Wasting Away

The problem, however, is not just in the facts, which add up considerably in favor of humanure. The problem is really our understanding of what is waste. Jenkins points out that Asian countries did not develop western wastewater treatment systems and have used “night soil” (raw humanure) for millenia on agricultural lands. (He does point out that while this returns nutrients to the soil and destroys many of the pathogens through decomposition it can also be a vector for disease because the humanure is not composted.) They don’t even have swear words that refer to human excrement in many Asian languages, because it could never be an insult to call someone something so valuable. Think about that next time the hammer hits your thumb instead of the nail!

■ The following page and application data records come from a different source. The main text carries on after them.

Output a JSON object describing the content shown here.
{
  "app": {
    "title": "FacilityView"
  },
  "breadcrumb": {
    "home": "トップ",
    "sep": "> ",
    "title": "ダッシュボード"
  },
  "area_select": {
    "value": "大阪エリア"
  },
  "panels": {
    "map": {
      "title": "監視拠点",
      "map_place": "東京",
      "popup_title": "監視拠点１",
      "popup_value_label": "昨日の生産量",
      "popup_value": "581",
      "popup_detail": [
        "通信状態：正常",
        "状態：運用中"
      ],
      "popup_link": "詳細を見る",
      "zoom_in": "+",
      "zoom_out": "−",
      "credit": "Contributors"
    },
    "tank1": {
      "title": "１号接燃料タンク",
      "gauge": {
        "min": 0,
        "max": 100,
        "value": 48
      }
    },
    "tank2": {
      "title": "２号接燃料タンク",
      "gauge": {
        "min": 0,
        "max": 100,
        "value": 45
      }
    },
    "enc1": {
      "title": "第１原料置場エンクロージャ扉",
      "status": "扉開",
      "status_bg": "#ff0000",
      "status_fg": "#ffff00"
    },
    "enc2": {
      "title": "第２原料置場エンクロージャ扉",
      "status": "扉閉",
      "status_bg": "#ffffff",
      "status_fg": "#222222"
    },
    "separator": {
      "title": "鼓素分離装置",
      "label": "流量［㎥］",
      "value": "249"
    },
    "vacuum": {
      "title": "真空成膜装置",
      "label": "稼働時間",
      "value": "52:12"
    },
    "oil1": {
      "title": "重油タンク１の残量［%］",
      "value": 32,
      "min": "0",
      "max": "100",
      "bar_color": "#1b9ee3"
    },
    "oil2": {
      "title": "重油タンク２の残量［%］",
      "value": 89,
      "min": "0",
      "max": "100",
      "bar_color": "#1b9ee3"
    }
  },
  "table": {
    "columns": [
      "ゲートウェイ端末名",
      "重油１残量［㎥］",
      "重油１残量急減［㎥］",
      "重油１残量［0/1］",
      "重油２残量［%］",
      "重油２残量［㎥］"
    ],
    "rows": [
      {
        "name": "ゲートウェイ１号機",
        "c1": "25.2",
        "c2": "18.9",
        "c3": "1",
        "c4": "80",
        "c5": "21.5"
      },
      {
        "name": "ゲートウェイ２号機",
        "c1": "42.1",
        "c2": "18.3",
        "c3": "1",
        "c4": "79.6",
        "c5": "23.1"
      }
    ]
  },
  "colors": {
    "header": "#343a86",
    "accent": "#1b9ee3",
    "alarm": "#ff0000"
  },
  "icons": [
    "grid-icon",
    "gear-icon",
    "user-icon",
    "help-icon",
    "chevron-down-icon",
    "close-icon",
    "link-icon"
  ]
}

It’s a common semantic error to say that waste is, can be or should be recycled. Resource materials are recycled, but waste is never recycled. That’s why it’s called “waste.” Waste is any material that is discarded and has no further use… “Human waste” is a term that has traditionally been used to refer to human excrements, particularly fecal material and urine, which are by-products of the human digestive system… Humanure, unlike human waste, is not waste at all – it is an organic resource rich in soil nutrients. Humanure originated from the soil and can be quite readily returned to the soil, especially if converted to humus through the composting process (7-8).

The challenge is a radical shift in our thinking, not just a matter of where or in what we put the end product of our digestive system. We have come to assume that certain things are “waste” and must be disposed of through expensive and dangerous chemical processes or storage. His comparison of “sanitary” landfills (which use waterproof liners carefully folded up around the edges) to gigantic disposable diapers really stuck with me.

What in truth is human waste? Human waste is garbage, cigarette butts, plastic six-pack rings, styrofoam clamshell burger boxes, deodorant cans, disposable diapers, worn out appliances, unrecycled pop bottles, wasted newspapers, junk car tires, spent batteries, junk mail, nuclear contamination, food packaging, shrink wrap, toxic chemical dumps, exhaust emissions, discarded plastic CD disks, the five billion gallons of drinking water we flush down our toilets every day, and the millions of tons of organic material discarded into the environment year after year (9).

We’ve done such a good job at removing our own waste from sight and therefore our awareness, that we can hardly fathom that we, North Americans, produce 1,000 pounds of humanure in a year and another 1,000 pounds of solid waste. That’s one ton of waste per person every year, half of which can be turned into an agricultural resource (12).

Jenkins also does a thorough job describing exactly how to create an agricultural resource from your own droppings. There are plans for many different permutations of sawdust toilets you can build yourself, in addition to diagrams of many of the commercial products and composting toilets that are out there. There is also a design for the Humanure Hacienda which is two compost bins with a covered third bin that collects rainwater.

The problem of waste that’s created by our consumption, both through the food we eat and the stuff we buy, must be dealt with in more sustainable ways. One of the best things we can do is turn our own waste into a resource.